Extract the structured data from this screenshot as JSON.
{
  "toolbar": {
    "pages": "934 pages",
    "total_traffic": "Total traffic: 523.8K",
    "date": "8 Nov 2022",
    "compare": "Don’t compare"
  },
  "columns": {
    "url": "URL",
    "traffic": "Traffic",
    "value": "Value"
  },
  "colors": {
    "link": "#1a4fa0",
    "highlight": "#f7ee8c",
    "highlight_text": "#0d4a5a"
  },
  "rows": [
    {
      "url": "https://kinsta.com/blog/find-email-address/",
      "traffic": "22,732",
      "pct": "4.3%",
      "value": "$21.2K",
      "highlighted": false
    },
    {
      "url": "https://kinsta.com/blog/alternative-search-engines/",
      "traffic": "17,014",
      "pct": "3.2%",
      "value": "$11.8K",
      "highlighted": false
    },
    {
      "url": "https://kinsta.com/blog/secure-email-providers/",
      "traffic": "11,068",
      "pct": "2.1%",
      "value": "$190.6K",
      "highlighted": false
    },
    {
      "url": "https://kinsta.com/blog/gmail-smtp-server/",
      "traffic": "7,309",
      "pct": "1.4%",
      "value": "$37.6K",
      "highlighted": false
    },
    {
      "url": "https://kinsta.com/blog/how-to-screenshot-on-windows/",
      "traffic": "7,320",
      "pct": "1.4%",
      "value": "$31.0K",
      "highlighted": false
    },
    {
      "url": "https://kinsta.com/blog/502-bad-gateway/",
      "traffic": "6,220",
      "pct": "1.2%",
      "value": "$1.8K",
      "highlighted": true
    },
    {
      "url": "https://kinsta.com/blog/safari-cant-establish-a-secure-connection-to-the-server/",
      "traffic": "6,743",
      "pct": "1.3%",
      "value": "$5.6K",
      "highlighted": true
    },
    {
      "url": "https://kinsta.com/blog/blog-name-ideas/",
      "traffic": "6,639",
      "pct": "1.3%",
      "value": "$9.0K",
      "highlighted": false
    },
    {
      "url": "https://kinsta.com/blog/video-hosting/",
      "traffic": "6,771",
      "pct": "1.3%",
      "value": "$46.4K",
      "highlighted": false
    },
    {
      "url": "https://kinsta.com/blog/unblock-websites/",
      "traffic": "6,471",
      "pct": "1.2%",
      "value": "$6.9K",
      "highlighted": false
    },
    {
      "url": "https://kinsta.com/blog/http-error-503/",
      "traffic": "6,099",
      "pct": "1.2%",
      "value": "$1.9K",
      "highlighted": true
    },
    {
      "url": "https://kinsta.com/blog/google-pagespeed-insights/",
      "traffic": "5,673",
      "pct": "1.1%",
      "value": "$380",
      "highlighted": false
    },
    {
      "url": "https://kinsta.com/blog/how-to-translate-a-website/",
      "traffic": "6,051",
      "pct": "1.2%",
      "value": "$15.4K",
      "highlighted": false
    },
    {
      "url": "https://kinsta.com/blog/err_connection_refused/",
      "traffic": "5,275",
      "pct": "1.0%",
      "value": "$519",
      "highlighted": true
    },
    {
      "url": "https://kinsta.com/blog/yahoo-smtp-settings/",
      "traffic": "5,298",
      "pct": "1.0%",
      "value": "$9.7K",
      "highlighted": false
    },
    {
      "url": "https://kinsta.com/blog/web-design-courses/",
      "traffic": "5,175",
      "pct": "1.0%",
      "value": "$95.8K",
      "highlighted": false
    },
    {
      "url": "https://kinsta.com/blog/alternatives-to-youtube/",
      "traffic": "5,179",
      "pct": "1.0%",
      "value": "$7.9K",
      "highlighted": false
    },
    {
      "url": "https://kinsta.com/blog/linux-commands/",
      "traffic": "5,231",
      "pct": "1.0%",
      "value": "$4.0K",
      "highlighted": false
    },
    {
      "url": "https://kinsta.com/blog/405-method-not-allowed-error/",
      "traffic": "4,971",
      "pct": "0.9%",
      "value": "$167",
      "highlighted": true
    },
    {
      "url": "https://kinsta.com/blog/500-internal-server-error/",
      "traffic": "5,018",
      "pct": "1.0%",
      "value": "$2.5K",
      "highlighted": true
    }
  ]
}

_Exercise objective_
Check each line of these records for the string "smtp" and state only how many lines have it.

_Result of this task_
2